Source: Invest Barbados

Barbados has recorded 11.8% growth in Gross Domestic Product (GDP) for the first quarter of 2022.

This is according to Governor of the Central Bank of Barbados, Cleviston Haynes, who recently presented the country’s economic review for January to March 2022.

Barbados’ economic growth was bolstered mainly by tourism, which recorded the highest levels of long-stay arrivals to the country since the beginning of the pandemic, although not yet back to pre-Covid levels.
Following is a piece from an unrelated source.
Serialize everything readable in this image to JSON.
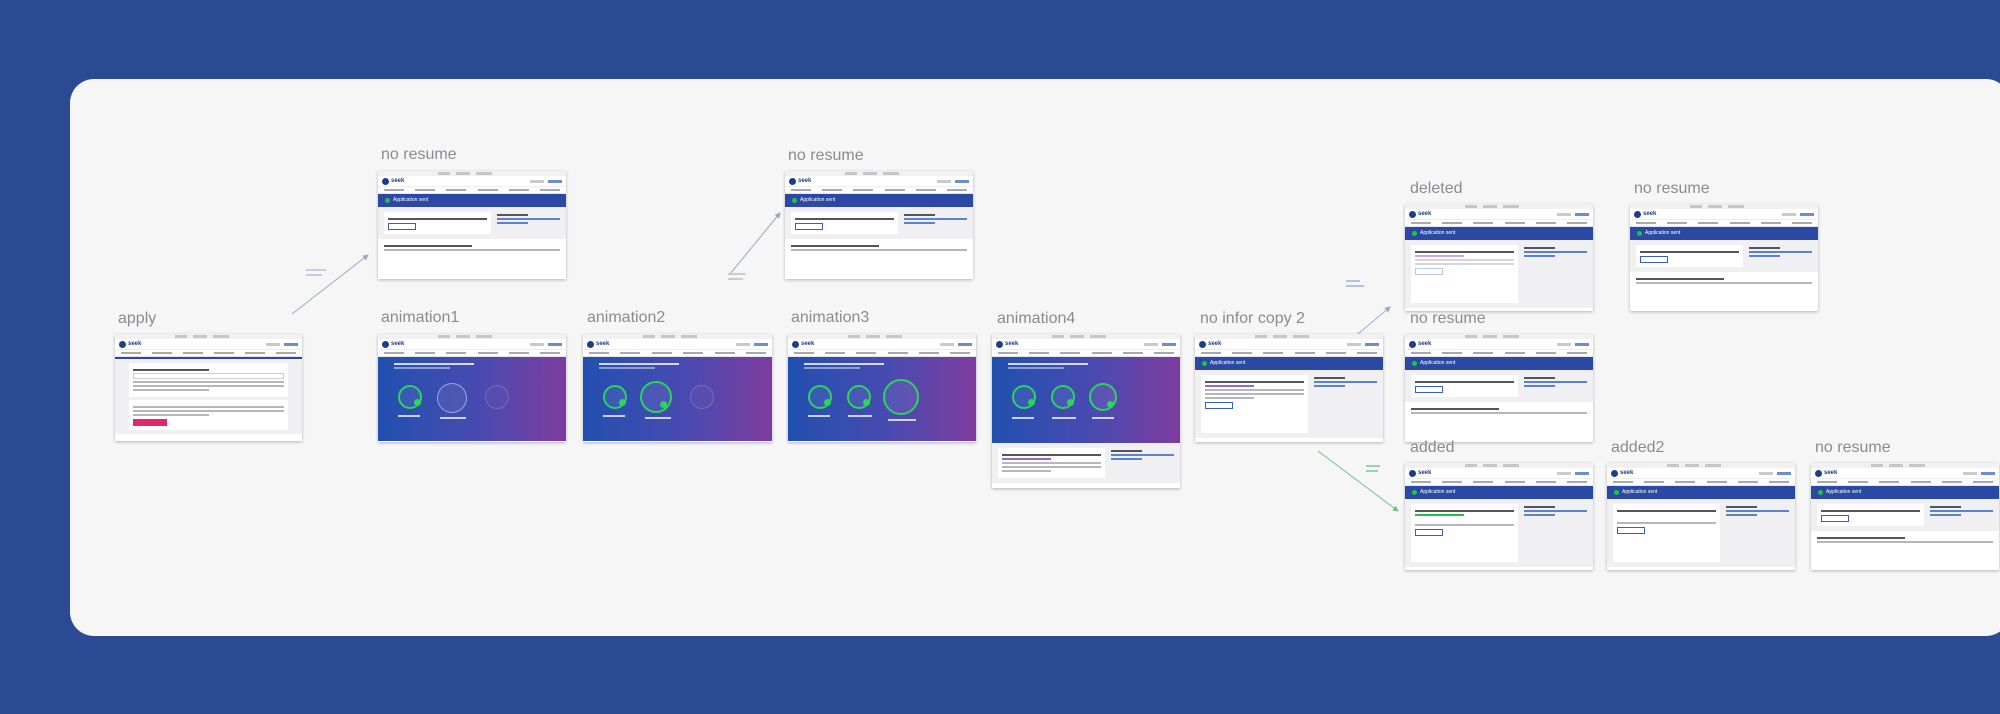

The production of goods for export markets also contributed to the increased GDP. Other sectors that experienced growth during the first quarter of this year included the manufacturing and agriculture sectors, which experienced increased growth of 5.4% and 3% respectively.

Although the Barbados economy is currently on a positive trajectory, uncertainty associated with external developments remains a concern.
Making reference to the ongoing Russian-Ukraine war, Governor Haynes explained, “The longer the conflict and the more severe the sanctions, etc., on Russia, the more likely it is that prices, whether for oil or for international foods, could increase and if that happens, that obviously has a domestic impact because…being a small open economy that imports a lot of what we consume, we would then be importing those elevated prices…”
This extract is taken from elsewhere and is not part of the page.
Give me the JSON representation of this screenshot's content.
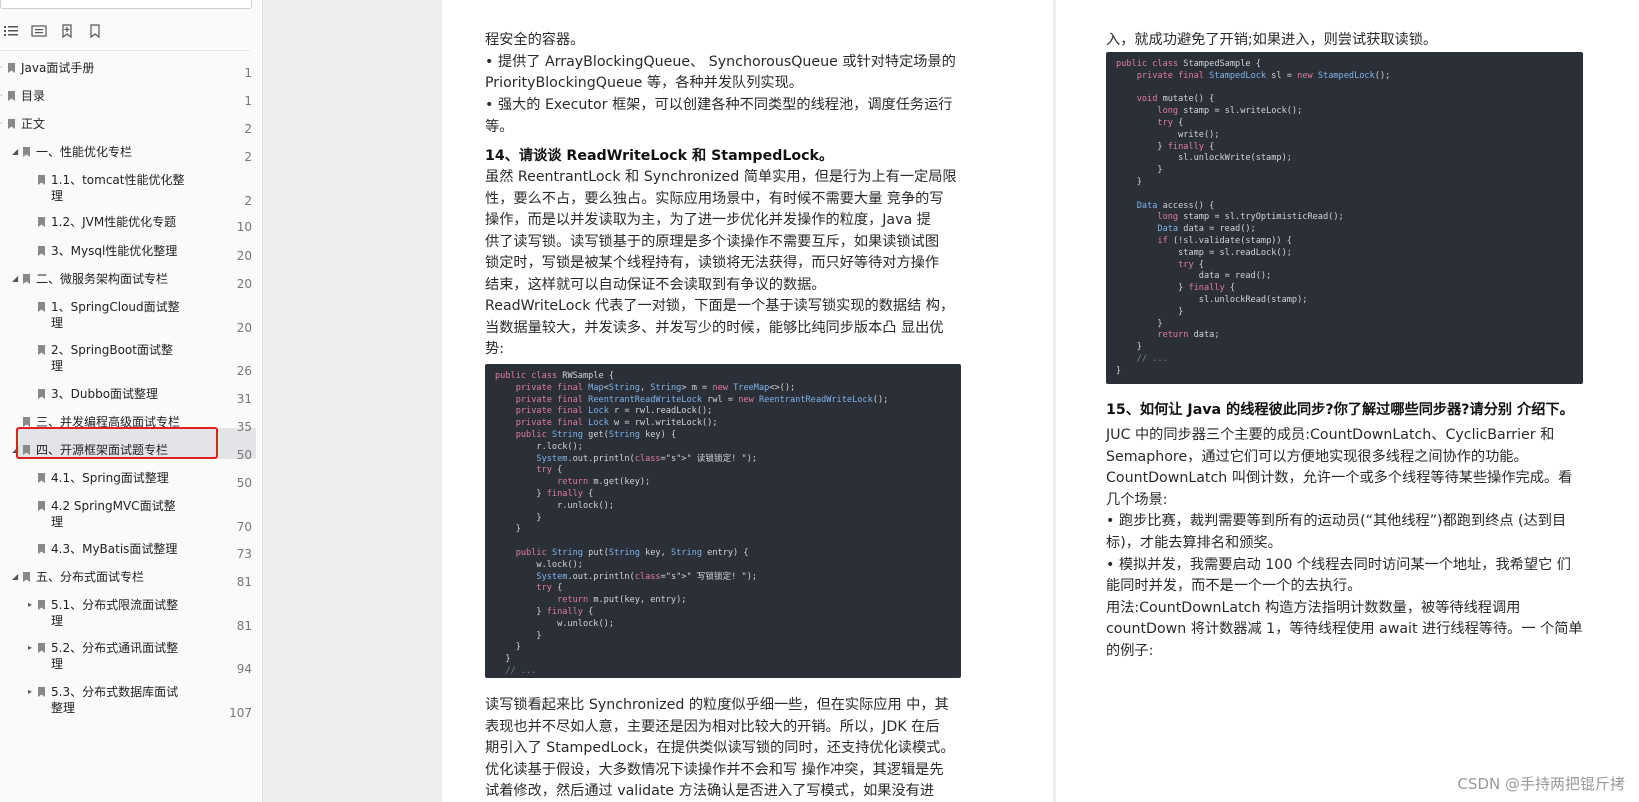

Another concern continues to be the COVID-19 pandemic, which although its spread and severity has diminished somewhat, the risk of any upsurge can still pose a threat to global recovery.

Governor Haynes also noted that although Barbados had no control over external shocks, there were several initiatives that could be implemented domestically to mitigate these shocks. Such initiatives included continued investment in the renewable energy sector to bolster the country’s competitiveness, lowering the cost of doing business, increasing output and improving turn around times. The Barbados Government also recently introduced various measures in its recent Financial Economic Statement to address the country’s rising cost of living.

Emphasising that, “a dollar saved in foreign exchange is like a dollar earned in foreign exchange,” the Governor highlighted other measures that were necessary to improve economic activity in the country, such as strengthening domestic food production to allay some of the rising costs and reducing the reliance on fossil fuels, which would over time, bring Barbados’ import bill down.

The Barbados economy, which has recorded growth over the last four quarters, is expected to experience double-digit recovery for the remainder of 2022.